We need your help to fill in the gaps. Are Cuckoo’s really missing from all these 10-km squares now? You can submit your records online at www.birdatlas.net, enter records into BirdTrack www.birdtrack.net or request a paper Roving Record form from BTO (Tel: 01842 750050). Try to record the breeding evidence for every species you see as this is a vital part of the project. Once you have logged into the Bird Atlas website you can use the ‘Any Square Summary’ button to see what’s already been recorded in your area and what level of breeding status has been achieved so far.

If you have a few hours to spare this summer and next winter, it’s not too late to take on a tetrad (2 x 2km square). Just two visits in the breeding season are required (and two in the winter), with the first breeding season visit needing to be completed by the end of May. On the Bird Atlas website click on ‘Request TTV’ to check for availability of tetrads near you or contact your Regional Organiser.

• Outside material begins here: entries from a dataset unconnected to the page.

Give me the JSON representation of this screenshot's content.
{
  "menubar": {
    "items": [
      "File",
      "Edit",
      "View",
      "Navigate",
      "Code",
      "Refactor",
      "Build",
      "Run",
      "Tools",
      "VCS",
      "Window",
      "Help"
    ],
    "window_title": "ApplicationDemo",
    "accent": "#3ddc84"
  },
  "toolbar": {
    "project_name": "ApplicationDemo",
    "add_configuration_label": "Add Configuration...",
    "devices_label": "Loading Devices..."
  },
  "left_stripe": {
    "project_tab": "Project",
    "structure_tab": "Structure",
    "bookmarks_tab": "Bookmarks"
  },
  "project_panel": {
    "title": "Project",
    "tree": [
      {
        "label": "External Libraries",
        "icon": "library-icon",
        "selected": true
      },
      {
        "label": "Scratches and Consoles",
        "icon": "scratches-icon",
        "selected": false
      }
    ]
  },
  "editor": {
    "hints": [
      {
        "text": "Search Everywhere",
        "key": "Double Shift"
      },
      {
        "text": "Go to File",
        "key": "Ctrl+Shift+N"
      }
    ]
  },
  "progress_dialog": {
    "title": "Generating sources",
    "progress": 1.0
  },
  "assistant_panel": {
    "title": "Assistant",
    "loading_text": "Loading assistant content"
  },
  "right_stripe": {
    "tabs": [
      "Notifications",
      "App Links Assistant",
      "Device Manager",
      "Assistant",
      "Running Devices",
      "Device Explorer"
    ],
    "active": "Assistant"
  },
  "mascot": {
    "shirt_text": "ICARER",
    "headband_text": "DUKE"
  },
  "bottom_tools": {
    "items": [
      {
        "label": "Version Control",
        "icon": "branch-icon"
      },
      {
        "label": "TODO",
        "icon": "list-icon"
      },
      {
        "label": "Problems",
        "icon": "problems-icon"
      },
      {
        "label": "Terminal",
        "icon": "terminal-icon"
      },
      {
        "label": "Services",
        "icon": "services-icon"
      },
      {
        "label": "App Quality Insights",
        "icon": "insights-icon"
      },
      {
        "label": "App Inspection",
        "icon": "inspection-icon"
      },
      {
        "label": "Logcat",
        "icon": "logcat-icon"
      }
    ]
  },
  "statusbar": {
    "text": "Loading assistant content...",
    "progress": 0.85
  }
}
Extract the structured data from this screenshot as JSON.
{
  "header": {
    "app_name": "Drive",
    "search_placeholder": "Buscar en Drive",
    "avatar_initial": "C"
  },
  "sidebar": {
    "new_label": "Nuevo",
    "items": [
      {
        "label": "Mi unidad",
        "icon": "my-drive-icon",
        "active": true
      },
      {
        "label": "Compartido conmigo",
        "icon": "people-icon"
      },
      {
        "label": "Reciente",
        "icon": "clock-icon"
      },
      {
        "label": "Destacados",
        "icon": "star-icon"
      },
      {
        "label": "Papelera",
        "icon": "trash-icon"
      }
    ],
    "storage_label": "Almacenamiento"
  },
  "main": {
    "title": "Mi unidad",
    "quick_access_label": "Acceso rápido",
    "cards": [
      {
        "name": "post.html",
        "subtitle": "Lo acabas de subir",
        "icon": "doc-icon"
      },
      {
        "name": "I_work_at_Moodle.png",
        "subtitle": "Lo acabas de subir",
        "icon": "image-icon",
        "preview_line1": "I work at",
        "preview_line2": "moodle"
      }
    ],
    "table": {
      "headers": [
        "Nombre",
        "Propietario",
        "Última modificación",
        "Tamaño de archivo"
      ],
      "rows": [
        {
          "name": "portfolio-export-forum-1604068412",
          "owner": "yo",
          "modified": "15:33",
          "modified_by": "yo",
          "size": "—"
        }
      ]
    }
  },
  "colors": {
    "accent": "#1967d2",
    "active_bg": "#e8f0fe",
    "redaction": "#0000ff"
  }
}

Many thanks for all your help so far.

Written by: Dawn Balmer, Atlas Coordinator